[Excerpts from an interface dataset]
┄┄┄┄┄┄┄┄┄┄

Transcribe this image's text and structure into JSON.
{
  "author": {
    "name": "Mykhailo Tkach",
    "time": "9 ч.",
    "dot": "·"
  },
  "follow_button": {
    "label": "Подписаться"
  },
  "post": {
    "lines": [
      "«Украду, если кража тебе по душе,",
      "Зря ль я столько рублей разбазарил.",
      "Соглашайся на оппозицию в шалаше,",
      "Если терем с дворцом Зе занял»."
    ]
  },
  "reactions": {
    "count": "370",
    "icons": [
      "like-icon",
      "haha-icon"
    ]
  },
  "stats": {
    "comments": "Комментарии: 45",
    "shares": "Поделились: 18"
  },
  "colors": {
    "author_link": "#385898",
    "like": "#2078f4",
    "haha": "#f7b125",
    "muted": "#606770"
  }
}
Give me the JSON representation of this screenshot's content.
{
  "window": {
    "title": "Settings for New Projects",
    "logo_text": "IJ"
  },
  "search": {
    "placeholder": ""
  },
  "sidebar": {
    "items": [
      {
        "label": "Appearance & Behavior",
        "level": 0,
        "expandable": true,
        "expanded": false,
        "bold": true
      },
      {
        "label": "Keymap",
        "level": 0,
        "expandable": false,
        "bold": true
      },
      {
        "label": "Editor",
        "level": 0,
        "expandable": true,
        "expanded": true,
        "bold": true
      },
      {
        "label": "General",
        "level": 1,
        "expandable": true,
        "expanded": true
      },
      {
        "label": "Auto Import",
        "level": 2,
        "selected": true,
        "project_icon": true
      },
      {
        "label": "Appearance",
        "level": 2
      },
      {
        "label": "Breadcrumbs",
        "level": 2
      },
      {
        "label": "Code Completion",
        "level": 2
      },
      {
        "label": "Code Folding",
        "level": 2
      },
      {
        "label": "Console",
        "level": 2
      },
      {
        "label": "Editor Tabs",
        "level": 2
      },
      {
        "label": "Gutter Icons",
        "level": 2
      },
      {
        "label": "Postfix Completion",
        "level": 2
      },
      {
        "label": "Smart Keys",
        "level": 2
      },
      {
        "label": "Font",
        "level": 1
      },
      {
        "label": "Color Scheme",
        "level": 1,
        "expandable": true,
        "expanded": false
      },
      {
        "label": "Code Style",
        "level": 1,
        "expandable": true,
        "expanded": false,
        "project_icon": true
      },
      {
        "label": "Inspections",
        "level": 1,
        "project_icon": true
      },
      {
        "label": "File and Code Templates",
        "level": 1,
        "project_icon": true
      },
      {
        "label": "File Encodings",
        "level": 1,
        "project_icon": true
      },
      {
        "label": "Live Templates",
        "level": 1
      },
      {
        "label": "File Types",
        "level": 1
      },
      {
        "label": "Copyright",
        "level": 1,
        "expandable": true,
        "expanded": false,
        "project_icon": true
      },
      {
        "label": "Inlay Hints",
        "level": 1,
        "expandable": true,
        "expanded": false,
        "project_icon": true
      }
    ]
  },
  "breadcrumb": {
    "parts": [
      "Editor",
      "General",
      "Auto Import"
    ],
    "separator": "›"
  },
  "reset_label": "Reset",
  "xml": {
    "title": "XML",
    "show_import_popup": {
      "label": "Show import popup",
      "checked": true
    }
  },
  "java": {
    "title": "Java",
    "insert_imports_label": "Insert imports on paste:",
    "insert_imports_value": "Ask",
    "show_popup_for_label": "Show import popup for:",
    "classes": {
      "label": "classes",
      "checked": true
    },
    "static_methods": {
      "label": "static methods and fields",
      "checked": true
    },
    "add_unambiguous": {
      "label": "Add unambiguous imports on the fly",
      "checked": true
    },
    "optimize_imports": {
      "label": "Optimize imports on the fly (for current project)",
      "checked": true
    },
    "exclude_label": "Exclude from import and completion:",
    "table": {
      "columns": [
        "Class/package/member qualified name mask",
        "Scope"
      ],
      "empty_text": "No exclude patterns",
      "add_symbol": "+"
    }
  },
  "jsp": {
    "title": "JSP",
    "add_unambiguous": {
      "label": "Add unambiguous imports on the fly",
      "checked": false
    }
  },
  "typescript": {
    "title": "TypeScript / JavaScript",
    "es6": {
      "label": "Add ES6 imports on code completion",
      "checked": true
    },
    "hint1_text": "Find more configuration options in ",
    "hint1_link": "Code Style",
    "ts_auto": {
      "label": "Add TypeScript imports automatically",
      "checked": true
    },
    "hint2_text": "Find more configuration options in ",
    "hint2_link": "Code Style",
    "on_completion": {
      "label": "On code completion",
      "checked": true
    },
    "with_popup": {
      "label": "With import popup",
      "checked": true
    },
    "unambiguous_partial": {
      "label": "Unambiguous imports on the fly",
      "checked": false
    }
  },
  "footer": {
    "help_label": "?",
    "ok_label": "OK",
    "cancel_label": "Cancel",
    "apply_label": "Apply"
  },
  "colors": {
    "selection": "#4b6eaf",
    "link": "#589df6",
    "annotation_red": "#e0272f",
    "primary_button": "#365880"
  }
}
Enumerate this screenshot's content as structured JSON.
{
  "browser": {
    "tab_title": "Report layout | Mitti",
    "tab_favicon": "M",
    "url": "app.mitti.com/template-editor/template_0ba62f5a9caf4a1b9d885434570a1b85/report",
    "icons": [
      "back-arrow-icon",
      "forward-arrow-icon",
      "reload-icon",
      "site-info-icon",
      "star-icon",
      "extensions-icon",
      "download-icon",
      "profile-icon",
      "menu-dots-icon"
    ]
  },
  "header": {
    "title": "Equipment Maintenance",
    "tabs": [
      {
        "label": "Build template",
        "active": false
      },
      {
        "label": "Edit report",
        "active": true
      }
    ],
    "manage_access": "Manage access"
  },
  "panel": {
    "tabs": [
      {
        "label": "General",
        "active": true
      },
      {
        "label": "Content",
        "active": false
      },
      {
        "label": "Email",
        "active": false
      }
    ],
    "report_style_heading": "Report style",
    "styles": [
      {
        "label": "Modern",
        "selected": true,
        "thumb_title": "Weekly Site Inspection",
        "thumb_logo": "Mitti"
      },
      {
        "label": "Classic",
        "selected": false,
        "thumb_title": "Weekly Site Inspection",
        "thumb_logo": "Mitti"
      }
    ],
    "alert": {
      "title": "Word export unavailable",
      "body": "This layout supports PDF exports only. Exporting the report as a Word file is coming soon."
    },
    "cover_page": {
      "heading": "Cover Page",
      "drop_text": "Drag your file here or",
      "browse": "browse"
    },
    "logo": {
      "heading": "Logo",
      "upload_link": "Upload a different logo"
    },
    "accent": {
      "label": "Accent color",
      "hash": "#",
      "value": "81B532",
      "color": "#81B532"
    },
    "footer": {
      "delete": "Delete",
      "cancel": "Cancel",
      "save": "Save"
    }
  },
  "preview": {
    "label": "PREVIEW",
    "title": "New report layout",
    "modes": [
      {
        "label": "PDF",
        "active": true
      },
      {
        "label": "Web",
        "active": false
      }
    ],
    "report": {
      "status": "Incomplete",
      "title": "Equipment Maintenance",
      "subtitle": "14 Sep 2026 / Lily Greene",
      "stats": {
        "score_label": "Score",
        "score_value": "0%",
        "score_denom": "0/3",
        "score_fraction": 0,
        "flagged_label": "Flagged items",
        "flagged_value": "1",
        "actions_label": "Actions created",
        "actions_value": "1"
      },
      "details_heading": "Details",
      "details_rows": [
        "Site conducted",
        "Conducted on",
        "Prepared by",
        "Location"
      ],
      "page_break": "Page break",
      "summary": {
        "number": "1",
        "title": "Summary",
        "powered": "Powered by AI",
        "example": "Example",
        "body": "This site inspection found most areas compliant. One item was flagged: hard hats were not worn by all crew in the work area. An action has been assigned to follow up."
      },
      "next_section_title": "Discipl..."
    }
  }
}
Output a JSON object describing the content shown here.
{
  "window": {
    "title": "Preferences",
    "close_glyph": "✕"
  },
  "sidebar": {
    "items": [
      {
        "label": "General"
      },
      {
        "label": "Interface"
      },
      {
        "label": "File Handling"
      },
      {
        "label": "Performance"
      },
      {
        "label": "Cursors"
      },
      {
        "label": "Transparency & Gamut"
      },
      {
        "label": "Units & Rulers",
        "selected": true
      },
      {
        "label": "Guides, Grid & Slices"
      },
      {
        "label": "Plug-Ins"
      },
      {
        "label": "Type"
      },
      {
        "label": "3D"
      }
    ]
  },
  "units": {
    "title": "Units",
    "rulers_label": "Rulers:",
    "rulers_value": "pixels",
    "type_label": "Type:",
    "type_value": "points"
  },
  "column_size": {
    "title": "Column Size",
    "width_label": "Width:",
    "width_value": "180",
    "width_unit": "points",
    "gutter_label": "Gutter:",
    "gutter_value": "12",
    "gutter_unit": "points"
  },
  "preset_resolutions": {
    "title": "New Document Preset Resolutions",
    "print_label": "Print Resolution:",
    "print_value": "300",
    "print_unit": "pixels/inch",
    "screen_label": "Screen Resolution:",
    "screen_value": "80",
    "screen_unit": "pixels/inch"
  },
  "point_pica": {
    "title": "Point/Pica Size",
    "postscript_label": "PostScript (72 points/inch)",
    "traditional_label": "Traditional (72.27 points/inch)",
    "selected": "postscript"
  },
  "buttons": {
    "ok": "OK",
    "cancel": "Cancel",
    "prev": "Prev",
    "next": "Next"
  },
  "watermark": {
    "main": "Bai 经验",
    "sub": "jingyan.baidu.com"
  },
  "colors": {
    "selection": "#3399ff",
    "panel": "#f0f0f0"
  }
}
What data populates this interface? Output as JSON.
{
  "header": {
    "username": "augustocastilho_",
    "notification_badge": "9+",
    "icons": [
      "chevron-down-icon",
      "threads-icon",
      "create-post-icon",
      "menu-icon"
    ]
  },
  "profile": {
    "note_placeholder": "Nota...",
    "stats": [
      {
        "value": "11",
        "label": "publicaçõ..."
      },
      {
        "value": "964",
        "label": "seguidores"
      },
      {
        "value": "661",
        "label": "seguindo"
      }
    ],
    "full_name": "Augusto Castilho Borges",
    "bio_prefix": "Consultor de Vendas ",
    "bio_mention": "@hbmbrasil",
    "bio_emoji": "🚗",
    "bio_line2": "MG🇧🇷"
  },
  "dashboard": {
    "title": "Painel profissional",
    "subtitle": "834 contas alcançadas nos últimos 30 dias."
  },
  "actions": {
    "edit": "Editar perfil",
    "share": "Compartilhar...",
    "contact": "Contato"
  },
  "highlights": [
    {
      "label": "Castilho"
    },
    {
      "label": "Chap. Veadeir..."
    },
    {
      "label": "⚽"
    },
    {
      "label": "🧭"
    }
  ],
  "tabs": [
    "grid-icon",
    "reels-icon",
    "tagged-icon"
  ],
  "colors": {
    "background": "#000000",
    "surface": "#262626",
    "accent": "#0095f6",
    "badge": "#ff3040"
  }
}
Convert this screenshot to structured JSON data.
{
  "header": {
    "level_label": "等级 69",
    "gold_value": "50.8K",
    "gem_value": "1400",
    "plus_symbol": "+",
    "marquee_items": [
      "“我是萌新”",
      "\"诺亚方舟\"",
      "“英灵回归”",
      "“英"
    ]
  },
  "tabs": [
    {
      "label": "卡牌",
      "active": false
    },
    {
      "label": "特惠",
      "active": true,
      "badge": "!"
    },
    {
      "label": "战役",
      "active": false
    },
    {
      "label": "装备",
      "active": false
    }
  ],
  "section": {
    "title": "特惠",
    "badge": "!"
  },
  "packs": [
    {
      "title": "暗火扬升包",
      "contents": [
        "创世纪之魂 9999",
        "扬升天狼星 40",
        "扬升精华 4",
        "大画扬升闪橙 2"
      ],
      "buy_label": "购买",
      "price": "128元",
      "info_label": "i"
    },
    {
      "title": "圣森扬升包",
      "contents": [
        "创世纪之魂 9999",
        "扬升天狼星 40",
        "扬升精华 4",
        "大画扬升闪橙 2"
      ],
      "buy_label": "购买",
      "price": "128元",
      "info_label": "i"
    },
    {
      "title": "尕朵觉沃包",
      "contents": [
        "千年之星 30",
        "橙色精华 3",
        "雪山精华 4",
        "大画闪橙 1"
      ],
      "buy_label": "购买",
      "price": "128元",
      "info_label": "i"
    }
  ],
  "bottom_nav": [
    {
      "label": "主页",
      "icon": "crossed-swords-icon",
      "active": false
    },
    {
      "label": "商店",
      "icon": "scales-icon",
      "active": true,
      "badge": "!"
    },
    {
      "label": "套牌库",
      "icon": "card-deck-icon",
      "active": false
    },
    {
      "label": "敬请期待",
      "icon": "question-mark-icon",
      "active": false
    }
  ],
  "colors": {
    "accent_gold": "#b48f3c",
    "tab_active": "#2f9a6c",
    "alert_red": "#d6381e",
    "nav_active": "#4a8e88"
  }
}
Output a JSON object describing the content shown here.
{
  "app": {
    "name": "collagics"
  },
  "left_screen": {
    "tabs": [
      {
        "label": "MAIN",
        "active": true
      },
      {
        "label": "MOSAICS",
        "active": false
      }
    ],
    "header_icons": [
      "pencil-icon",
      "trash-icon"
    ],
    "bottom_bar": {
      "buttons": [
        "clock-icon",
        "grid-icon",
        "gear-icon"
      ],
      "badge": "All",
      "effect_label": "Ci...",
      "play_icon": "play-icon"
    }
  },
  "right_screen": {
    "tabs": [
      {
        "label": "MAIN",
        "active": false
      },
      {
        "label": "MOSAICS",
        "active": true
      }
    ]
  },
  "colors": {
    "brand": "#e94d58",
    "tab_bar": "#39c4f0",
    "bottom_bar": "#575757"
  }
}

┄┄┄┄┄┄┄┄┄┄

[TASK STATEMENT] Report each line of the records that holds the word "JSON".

[TASK ANSWER]
Transcribe this image's text and structure into JSON.
Give me the JSON representation of this screenshot's content.
Enumerate this screenshot's content as structured JSON.
Output a JSON object describing the content shown here.
What data populates this interface? Output as JSON.
Convert this screenshot to structured JSON data.
Output a JSON object describing the content shown here.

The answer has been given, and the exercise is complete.